++++ RECORD EXCERPTS

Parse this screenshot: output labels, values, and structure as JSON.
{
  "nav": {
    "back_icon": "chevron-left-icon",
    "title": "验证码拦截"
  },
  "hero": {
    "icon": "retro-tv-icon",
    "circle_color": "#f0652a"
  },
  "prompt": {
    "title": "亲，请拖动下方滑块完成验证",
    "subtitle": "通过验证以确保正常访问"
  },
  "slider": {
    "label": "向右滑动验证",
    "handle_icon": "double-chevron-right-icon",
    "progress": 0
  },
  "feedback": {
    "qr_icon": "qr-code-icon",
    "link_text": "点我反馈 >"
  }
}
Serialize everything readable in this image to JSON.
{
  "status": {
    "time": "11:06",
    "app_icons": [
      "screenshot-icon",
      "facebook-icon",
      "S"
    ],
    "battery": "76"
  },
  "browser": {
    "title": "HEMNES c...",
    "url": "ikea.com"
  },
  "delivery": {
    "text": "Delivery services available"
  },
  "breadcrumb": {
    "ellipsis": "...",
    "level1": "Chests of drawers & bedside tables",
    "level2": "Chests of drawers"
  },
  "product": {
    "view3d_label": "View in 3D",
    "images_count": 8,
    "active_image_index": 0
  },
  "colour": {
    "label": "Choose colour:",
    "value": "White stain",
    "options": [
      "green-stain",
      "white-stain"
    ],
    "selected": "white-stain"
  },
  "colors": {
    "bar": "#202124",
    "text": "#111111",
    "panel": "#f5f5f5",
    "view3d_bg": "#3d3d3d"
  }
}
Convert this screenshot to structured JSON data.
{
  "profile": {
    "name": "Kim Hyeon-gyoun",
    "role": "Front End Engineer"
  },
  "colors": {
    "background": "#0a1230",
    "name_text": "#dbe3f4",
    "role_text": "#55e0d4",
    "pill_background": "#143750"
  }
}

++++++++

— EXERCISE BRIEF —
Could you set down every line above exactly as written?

— WRITTEN SOLUTION —
Parse this screenshot: output labels, values, and structure as JSON.
{
  "nav": {
    "back_icon": "chevron-left-icon",
    "title": "验证码拦截"
  },
  "hero": {
    "icon": "retro-tv-icon",
    "circle_color": "#f0652a"
  },
  "prompt": {
    "title": "亲，请拖动下方滑块完成验证",
    "subtitle": "通过验证以确保正常访问"
  },
  "slider": {
    "label": "向右滑动验证",
    "handle_icon": "double-chevron-right-icon",
    "progress": 0
  },
  "feedback": {
    "qr_icon": "qr-code-icon",
    "link_text": "点我反馈 >"
  }
}
Serialize everything readable in this image to JSON.
{
  "status": {
    "time": "11:06",
    "app_icons": [
      "screenshot-icon",
      "facebook-icon",
      "S"
    ],
    "battery": "76"
  },
  "browser": {
    "title": "HEMNES c...",
    "url": "ikea.com"
  },
  "delivery": {
    "text": "Delivery services available"
  },
  "breadcrumb": {
    "ellipsis": "...",
    "level1": "Chests of drawers & bedside tables",
    "level2": "Chests of drawers"
  },
  "product": {
    "view3d_label": "View in 3D",
    "images_count": 8,
    "active_image_index": 0
  },
  "colour": {
    "label": "Choose colour:",
    "value": "White stain",
    "options": [
      "green-stain",
      "white-stain"
    ],
    "selected": "white-stain"
  },
  "colors": {
    "bar": "#202124",
    "text": "#111111",
    "panel": "#f5f5f5",
    "view3d_bg": "#3d3d3d"
  }
}
Convert this screenshot to structured JSON data.
{
  "profile": {
    "name": "Kim Hyeon-gyoun",
    "role": "Front End Engineer"
  },
  "colors": {
    "background": "#0a1230",
    "name_text": "#dbe3f4",
    "role_text": "#55e0d4",
    "pill_background": "#143750"
  }
}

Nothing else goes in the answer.